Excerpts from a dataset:
%%

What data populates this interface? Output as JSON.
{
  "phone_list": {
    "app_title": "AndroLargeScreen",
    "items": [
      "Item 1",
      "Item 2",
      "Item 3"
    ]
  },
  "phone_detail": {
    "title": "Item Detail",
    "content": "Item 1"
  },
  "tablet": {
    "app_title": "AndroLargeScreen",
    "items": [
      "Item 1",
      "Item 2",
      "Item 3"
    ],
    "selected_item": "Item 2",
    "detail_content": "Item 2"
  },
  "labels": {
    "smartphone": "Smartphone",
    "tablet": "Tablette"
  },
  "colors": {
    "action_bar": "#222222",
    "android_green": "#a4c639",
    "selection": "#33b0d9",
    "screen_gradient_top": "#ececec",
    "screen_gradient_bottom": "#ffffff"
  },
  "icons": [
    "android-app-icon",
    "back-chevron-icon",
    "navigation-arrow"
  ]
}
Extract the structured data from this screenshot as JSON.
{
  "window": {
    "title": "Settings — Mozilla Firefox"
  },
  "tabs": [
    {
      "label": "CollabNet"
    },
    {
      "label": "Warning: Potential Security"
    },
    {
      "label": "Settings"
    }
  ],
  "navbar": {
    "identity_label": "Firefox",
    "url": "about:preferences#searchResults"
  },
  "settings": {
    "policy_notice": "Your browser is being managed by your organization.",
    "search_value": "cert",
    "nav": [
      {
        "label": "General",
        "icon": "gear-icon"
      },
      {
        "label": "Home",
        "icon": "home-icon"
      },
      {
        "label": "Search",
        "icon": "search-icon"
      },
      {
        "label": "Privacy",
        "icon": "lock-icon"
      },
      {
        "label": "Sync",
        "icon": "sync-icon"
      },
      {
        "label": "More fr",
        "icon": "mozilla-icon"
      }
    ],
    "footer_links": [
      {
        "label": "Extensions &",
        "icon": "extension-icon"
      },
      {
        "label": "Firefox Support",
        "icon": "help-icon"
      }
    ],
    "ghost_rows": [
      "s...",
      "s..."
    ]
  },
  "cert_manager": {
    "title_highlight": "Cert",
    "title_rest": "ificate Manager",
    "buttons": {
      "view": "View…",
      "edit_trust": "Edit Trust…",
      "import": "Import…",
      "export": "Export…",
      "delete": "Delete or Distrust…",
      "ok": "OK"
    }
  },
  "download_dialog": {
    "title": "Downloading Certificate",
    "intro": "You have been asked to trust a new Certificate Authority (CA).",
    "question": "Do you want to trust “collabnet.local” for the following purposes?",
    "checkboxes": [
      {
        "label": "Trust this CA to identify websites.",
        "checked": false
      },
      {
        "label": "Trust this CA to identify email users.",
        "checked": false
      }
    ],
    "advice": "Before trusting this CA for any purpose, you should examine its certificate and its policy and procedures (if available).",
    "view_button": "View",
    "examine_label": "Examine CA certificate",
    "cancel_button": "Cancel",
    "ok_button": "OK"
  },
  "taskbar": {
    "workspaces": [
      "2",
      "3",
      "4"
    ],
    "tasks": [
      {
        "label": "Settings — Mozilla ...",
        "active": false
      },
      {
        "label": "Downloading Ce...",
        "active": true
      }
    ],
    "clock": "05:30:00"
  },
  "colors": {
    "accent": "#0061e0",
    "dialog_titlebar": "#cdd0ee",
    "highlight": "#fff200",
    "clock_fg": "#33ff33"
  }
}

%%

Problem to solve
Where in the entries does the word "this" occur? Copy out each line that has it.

Answer area
What data populates this interface? Output as JSON.
Extract the structured data from this screenshot as JSON.
        "label": "Trust this CA to identify websites.",
        "label": "Trust this CA to identify email users.",
    "advice": "Before trusting this CA for any purpose, you should examine its certificate and its policy and procedures (if available).",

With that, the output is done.